For example, there’s Jazmin Aguirre, a Taylor T. Dewitt Middle-High School student taking advanced placement classes. According to the Daytona Beach News-Journal, she hoped to take part in the Graduation Plus Migrant Summer Institute in Fort Myers to boost her preparedness for the SAT and take college level coursework – despite the fact that she’s only 16.

The Florida Department of Education (FDOE) discontinued the Graduation Plus Institute this year, however, shattering Aguirre’s dream of early achievement. The department did so because the state hired a consulting firm, which determined the $500,000 being spent on high-achieving but impoverished students such as Aguirre would be better used helping low-performing students.

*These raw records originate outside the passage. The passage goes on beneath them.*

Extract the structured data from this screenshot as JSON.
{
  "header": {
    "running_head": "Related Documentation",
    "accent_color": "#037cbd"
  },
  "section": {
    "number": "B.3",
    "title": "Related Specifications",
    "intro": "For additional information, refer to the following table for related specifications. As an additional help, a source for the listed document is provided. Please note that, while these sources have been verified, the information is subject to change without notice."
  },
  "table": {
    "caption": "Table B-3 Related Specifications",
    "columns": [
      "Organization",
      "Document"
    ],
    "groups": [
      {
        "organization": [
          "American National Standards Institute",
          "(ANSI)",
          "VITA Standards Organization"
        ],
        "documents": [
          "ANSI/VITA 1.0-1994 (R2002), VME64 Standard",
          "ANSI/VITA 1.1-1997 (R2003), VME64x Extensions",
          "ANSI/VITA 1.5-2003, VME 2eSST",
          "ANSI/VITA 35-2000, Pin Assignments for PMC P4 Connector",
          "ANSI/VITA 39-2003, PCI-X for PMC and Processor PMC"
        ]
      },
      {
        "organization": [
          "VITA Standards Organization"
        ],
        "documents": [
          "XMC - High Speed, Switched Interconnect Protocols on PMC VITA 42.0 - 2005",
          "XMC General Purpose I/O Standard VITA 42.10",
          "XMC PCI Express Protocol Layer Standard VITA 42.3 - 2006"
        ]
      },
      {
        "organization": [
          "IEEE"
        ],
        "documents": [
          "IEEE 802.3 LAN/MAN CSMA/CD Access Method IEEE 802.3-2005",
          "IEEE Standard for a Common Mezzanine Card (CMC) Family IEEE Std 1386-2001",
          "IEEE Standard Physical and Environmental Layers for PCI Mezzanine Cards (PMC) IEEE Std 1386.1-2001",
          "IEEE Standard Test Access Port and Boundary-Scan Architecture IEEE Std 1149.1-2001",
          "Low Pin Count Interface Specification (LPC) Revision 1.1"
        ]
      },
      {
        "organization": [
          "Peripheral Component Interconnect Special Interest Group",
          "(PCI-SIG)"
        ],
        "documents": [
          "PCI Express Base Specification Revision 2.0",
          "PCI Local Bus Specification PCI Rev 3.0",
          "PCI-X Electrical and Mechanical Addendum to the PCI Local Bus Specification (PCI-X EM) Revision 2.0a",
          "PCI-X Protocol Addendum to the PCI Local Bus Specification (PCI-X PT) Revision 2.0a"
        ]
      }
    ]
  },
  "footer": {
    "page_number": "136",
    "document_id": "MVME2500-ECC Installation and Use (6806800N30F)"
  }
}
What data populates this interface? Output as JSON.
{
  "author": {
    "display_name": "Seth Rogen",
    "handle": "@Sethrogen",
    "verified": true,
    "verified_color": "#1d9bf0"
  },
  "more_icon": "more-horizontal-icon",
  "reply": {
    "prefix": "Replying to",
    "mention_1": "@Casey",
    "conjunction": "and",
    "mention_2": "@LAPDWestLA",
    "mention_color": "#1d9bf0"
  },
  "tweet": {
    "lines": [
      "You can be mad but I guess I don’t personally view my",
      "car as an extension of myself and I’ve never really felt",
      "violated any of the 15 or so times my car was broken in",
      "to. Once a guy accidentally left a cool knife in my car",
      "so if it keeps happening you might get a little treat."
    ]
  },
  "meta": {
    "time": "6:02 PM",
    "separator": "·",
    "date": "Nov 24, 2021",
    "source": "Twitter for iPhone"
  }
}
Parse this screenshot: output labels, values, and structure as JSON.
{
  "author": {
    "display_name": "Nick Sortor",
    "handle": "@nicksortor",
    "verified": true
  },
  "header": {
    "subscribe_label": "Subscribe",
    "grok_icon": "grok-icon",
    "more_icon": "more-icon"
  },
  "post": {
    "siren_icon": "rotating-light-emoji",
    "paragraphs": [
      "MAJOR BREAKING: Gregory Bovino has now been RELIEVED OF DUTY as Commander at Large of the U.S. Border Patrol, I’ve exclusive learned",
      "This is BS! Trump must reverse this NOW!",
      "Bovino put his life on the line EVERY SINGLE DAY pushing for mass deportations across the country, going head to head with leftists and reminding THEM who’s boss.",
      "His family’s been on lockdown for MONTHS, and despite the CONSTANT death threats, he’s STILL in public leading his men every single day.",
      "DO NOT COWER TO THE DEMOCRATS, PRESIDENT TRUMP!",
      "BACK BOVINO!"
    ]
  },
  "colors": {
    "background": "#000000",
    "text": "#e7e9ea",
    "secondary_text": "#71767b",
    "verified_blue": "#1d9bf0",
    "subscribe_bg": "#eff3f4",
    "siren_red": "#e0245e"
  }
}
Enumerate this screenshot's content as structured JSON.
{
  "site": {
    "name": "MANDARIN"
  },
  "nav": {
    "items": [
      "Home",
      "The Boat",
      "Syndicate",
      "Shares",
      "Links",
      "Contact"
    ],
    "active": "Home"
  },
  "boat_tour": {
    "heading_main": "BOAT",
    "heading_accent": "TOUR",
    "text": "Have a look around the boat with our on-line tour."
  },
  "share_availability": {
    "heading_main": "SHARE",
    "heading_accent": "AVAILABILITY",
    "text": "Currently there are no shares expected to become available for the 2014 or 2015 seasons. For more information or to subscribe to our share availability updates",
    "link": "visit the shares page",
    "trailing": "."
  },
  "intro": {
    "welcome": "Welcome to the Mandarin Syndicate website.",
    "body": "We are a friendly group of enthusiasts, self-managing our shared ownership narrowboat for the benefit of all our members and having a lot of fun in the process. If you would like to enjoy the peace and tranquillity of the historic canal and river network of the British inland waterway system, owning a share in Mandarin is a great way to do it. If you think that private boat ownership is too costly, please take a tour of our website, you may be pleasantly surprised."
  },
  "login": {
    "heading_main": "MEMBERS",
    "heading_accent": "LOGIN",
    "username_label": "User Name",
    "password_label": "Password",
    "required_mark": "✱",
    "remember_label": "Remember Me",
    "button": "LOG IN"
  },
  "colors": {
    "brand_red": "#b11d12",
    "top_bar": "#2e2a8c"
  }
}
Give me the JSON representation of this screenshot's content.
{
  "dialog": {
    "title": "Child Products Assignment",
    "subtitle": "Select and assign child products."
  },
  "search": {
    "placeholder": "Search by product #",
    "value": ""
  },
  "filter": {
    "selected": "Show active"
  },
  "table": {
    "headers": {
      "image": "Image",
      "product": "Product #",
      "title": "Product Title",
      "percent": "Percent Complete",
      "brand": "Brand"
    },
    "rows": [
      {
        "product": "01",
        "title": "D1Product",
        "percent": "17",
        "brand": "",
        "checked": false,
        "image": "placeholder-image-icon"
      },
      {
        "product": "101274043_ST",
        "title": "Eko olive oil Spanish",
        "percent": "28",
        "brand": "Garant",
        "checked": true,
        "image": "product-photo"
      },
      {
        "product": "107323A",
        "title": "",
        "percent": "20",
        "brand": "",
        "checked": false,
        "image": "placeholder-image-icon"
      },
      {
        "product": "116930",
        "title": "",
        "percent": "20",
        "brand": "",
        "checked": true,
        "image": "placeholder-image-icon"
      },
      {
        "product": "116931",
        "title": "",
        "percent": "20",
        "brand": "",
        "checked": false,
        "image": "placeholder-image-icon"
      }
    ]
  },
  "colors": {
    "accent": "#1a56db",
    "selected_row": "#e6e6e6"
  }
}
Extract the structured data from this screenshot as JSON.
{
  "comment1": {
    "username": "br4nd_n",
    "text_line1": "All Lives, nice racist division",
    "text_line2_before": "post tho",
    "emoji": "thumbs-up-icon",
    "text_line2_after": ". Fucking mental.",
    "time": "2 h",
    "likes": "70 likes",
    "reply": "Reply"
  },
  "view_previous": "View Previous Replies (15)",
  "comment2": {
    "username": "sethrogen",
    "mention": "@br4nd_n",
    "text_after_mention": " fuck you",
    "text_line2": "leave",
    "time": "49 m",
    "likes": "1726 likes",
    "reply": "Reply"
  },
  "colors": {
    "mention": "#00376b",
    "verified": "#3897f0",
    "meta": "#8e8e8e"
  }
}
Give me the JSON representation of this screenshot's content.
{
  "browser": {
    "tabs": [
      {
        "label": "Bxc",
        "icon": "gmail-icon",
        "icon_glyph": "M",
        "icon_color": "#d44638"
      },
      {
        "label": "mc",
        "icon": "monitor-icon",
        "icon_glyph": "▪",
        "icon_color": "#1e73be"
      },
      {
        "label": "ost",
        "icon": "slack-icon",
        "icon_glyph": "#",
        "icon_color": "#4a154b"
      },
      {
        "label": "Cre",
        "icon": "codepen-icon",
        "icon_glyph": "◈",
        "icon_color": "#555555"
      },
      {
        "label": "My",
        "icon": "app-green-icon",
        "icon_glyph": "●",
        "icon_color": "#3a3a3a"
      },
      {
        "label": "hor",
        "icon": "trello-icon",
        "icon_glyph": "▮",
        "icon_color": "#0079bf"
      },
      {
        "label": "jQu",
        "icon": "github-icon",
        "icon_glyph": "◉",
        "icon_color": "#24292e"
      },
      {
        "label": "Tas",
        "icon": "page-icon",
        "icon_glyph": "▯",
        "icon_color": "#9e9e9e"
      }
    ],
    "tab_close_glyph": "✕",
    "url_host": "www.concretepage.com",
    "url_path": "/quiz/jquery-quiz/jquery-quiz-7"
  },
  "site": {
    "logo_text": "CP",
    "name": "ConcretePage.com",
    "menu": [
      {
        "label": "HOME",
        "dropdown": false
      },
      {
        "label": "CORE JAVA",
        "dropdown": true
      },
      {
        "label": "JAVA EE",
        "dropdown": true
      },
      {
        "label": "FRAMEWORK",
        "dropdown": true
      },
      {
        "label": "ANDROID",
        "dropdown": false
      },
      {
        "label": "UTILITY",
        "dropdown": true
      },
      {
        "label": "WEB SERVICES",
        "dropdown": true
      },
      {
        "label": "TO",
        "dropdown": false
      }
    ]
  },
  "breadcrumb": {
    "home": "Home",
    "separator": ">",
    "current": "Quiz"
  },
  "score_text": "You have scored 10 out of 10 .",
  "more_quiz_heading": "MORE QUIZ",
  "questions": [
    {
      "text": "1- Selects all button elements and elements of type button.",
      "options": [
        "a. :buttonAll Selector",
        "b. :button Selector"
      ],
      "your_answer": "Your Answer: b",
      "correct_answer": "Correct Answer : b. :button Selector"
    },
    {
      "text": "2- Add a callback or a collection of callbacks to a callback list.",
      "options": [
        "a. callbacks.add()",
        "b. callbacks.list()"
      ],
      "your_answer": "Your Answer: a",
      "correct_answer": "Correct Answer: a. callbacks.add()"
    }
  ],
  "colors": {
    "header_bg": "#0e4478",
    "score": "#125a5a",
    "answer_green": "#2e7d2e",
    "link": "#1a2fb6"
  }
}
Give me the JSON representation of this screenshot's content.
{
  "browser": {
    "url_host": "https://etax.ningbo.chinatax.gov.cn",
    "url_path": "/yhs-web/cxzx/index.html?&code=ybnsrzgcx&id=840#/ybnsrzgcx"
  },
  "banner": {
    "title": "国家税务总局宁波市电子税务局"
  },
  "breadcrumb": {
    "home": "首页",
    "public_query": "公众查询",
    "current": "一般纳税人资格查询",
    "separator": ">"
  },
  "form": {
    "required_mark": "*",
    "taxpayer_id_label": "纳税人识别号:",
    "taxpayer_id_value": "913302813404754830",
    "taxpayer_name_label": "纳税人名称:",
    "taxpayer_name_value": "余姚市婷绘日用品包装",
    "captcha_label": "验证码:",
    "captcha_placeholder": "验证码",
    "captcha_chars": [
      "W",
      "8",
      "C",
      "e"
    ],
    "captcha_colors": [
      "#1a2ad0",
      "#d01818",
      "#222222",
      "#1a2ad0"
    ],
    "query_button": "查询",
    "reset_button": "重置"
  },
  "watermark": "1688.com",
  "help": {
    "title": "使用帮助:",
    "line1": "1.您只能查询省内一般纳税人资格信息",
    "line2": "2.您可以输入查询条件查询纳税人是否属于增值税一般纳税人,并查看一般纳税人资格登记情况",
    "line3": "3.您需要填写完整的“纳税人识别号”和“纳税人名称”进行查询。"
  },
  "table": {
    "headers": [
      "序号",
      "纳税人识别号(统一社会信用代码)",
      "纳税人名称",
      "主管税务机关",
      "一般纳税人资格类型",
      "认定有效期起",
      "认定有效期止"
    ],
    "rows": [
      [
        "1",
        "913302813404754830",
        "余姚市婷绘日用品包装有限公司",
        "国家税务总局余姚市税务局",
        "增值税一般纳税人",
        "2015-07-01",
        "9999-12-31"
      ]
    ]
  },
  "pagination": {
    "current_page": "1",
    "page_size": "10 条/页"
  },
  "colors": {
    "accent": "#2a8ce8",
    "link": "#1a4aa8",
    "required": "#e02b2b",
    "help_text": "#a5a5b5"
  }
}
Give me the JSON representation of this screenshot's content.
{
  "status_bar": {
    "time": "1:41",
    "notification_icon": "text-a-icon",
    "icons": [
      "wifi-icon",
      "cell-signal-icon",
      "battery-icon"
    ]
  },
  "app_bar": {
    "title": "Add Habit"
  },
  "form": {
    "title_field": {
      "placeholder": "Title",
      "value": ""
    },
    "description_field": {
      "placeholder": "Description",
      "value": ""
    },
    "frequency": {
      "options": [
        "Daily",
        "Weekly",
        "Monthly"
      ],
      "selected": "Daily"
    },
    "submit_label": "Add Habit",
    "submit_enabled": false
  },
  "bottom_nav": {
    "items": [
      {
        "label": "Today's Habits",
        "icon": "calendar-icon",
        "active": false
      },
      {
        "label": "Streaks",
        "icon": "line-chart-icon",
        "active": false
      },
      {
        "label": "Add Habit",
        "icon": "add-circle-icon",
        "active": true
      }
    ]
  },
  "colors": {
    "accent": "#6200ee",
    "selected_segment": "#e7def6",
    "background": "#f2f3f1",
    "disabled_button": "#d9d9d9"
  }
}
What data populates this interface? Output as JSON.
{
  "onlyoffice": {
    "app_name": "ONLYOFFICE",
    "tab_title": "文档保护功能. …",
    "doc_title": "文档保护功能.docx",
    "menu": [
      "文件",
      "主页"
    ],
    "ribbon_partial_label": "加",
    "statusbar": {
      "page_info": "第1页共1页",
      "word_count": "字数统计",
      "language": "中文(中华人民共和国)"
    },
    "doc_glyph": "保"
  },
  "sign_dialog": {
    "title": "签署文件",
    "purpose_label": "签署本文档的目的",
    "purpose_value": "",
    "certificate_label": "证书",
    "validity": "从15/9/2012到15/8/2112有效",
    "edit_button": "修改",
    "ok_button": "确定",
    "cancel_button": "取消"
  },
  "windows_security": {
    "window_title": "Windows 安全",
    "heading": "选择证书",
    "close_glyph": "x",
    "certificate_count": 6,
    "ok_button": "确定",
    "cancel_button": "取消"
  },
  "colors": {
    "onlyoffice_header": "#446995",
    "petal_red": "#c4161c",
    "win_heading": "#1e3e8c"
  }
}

One thing is for certain, however: The recipients of that $500,000 won’t be low-performing migrant teens having trouble graduating from high school. The Academic Migrant Summer Institute, a $350,000 program held at USF for the past several years, won’t be held either. That program helped migrant teens in danger of not graduating from high school. FDOE press secretary Cathy Schroeder told the Journal that USF did not inform the state that it cancelled its participation until December, when it was too late to organize another program.

USF didn’t decline to participate because the program wasn’t working. The two now-defunct programs helped 225 students last year. Those students who attended the programs expressed high praise to the Journal and the administrators who sent them feel they returned with a heightened level of dedication to their studies.

Migrant advocate Susan Johnson, who has been sending students to the two programs for more than 20 years, told the Journal, “This is a chance to experience college in a thoroughly controlled situation.”

It was, anyway.

USF’s complicity in the FDOE’s slashing of migrant teen programs is unacceptable. The definition of a migrant teen is a young adult with unskilled parents who work almost exclusively in the agricultural industry. It’s a good bet those parents probably didn’t raise their kids with much emphasis on education – in fact, it’s a good bet those parents don’t understand the importance of education in the American economy at all.

What the FDOE and USF have done is a mistake. Robbing opportunity from those who have little to help students who are wasting theirs isn’t good policy. The fact that the former institutes appeared to be working makes the decision all the worse.